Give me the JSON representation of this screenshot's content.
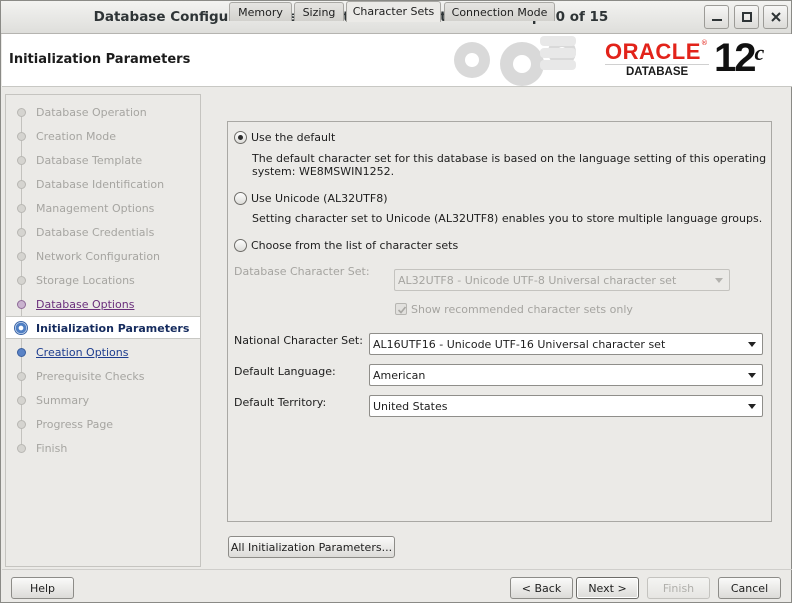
{
  "window": {
    "title": "Database Configuration Assistant - Create Database - Step 10 of 15"
  },
  "header": {
    "page_title": "Initialization Parameters",
    "brand": "ORACLE",
    "brand_sub": "DATABASE",
    "version": "12",
    "version_suffix": "c"
  },
  "nav": {
    "steps": [
      {
        "label": "Database Operation",
        "state": "disabled"
      },
      {
        "label": "Creation Mode",
        "state": "disabled"
      },
      {
        "label": "Database Template",
        "state": "disabled"
      },
      {
        "label": "Database Identification",
        "state": "disabled"
      },
      {
        "label": "Management Options",
        "state": "disabled"
      },
      {
        "label": "Database Credentials",
        "state": "disabled"
      },
      {
        "label": "Network Configuration",
        "state": "disabled"
      },
      {
        "label": "Storage Locations",
        "state": "disabled"
      },
      {
        "label": "Database Options",
        "state": "done"
      },
      {
        "label": "Initialization Parameters",
        "state": "current"
      },
      {
        "label": "Creation Options",
        "state": "next"
      },
      {
        "label": "Prerequisite Checks",
        "state": "disabled"
      },
      {
        "label": "Summary",
        "state": "disabled"
      },
      {
        "label": "Progress Page",
        "state": "disabled"
      },
      {
        "label": "Finish",
        "state": "disabled"
      }
    ]
  },
  "tabs": [
    "Memory",
    "Sizing",
    "Character Sets",
    "Connection Mode"
  ],
  "charset": {
    "opt_default": "Use the default",
    "opt_default_desc1": "The default character set for this database is based on the language setting of this operating",
    "opt_default_desc2": "system: WE8MSWIN1252.",
    "opt_unicode": "Use Unicode (AL32UTF8)",
    "opt_unicode_desc": "Setting character set to Unicode (AL32UTF8) enables you to store multiple language groups.",
    "opt_list": "Choose from the list of character sets",
    "db_charset_label": "Database Character Set:",
    "db_charset_value": "AL32UTF8 - Unicode UTF-8 Universal character set",
    "show_recommended": "Show recommended character sets only",
    "national_label": "National Character Set:",
    "national_value": "AL16UTF16 - Unicode UTF-16 Universal character set",
    "language_label": "Default Language:",
    "language_value": "American",
    "territory_label": "Default Territory:",
    "territory_value": "United States"
  },
  "buttons": {
    "all_params": "All Initialization Parameters...",
    "help": "Help",
    "back": "< Back",
    "next": "Next >",
    "finish": "Finish",
    "cancel": "Cancel"
  }
}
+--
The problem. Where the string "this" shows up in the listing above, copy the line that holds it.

Task result.
Give me the JSON representation of this screenshot's content.
    "opt_default_desc1": "The default character set for this database is based on the language setting of this operating",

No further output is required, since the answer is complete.